A recent video of a young Singaporean man strumming a guitar and singing a worship song to a captive audience on a plane has elicited a lot of reactions and discussion online.
The act was deemed inconsiderate and disruptive, and made passengers uncomfortable, even as a number of them were seen singing and clapping along.
Singapore is multi-cultural and multi-religious
The Singaporean man was subsequently identified as 24-year-old Jonathan Neo.
On Apr. 20, 3:16 Church came forward to defend Neo in a Facebook post penned by Pastor Norman Ng.
Ng shared that he viewed Neo's actions on the plane "as an expression of revival".
"To see young Christians being unashamed and unapologetic about their faith, witnessing and ministering passionately is an answer to prayer that many have been praying for," he said.
Noting that many in Singapore have criticised Neo, he pointed out that although the country is a secular state, it is nevertheless a multi-cultural and multi-religious society.
As such, this presents a "neutral platform for the free exercise of all cultural diversities which are beautiful and valuable to a thriving culture".
Ng also characterised the backlash as the prevalence of anti-religiosity in society these days.
"In an increasingly anti-christian climate, many (who btw have the right to their opinions) will amplify these narratives," Ng said.
He also said how Christians respond to this "is telling of our love for one another".
He shared that it was "noteworthy" that Ng was given permission by the cabin crew to sing a worship song, and praised Neo for being "unashamed" and courageous enough to conduct such a public expression of faith.
He also pointed out that other plane passengers who were uncomfortable could have voiced out their disapproval, and Neo would have acquiesced.
Ng was ultimately grateful many passengers apparently responded with claps, tears and smiles.
This was mentioned by the original poster of the video and a member of Neo's team, Jack Jensz Jr., who said people were "touched" by the singing.
Ng added that although many judged "the wisdom" of Neo's decision, "faith often isn’t measured by the soundness of facts".
He also described Neo as a source of inspiration.
"I am careful to judge what God is doing in and through our brother.
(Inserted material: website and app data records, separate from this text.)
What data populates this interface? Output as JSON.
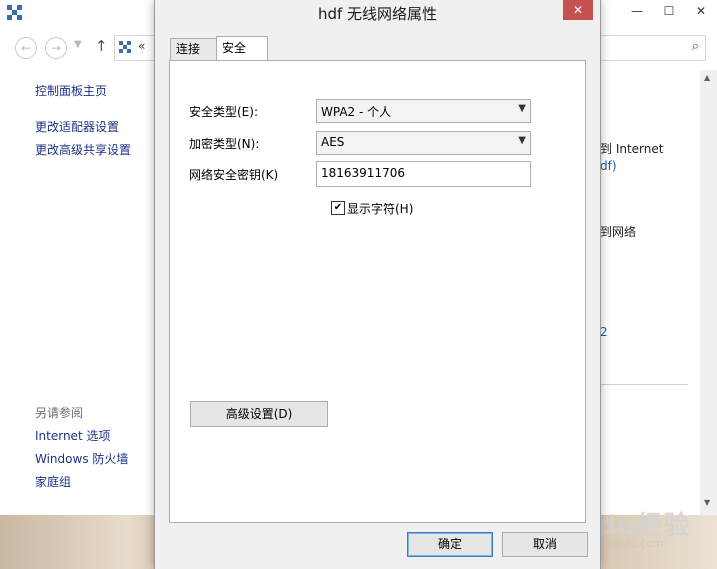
{
  "explorer": {
    "left_pane": {
      "home_link": "控制面板主页",
      "links": [
        "更改适配器设置",
        "更改高级共享设置"
      ],
      "see_also_heading": "另请参阅",
      "see_also_links": [
        "Internet 选项",
        "Windows 防火墙",
        "家庭组"
      ]
    },
    "address_chevron": "«",
    "right_pane_fragments": [
      "到 Internet",
      "df)",
      "到网络",
      "2"
    ]
  },
  "dialog": {
    "title": "hdf 无线网络属性",
    "close_glyph": "✕",
    "tabs": [
      "连接",
      "安全"
    ],
    "active_tab": "安全",
    "security": {
      "security_type_label": "安全类型(E):",
      "security_type_value": "WPA2 - 个人",
      "encryption_type_label": "加密类型(N):",
      "encryption_type_value": "AES",
      "key_label": "网络安全密钥(K)",
      "key_value": "18163911706",
      "show_chars_label": "显示字符(H)",
      "show_chars_checked": true,
      "advanced_button": "高级设置(D)"
    },
    "ok_button": "确定",
    "cancel_button": "取消"
  },
  "watermark": {
    "main": "Baidu经验",
    "sub": "jingyan.baidu.com"
  },
  "colors": {
    "close_button": "#c75050",
    "link": "#1e3287",
    "dialog_bg": "#f0f0f0"
  }
}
I know of many who have been deeply inspired by His wholehearted faith. I know some will give their lives to the Lord through moments like these.
Instead of commentating on the side lines, I rather stay inspired by his courage. Instead of analysing his life, I rather analyse my own and how his life provokes me to share the gospel, love others and be like Christ."
You can read his full post here.
In response, some have agreed with Ng's defense and commended Neo for his bold gesture.
Others in the comments section disagreed and noted that the passengers' silence did not amount to consent.
Several Facebook users on the other hand, placed the blame on the pilot for giving Neo and his band permission in the first place.
Neo has done more in Ukraine than 99.99 per cent of people I know: Pastor
Pastor Ian Toh of 3:16 Church also praised Neo, stating that he is not against people of other religions who "sincerely wants to bless the passengers on the plane by praying or singing" on a plane.
He echoed Ng's words that the plane passengers "are more than capable to represent and express themselves if they deemed his act to be wrong or took offence".
Toh also highlighted Neo's humanitarian efforts in Ukraine, saying that Neo has done more for the Ukrainian refugees "than 99.99% of the people I know and myself".
However, the argument that passengers could have spoken up if they disagreed has been rejected as a fallacious argument.Mohamed Imran Mohamed Taib, an interfaith advocate, said:
And now, I'm thinking: what if I were to voice out against someone playing Justin Bieber's song loudly in a bus/train. Will I be accused of being anti-Bieber or denying the right of that person to listen to his favourite song?
There is a term for this: false dilemma. It goes like this: either you are okay with me playing Justin Bieber's song loudly or you are anti-Justin Bieber.
It's a fallacious argument. The answer is neither. You are entitled to your Justin Bieber's song. Just don't force me to listen to it. It will be unfortunate if I have to tell you to get off the bus/train or I'm forced to alight myself to maintain my peace and quiet. (Luckily, it's not a plane! How do I get out or get you to get out?)
So, the issue is really simple: let us be respectful of our mutual rights in a shared space. So, go ahead and listen to your favourite Bieber songs. That's your right and freedom. But use an earpiece.
Follow and listen to our podcast here
Top photo from 3:16 Church and jackjenszjr / TikTok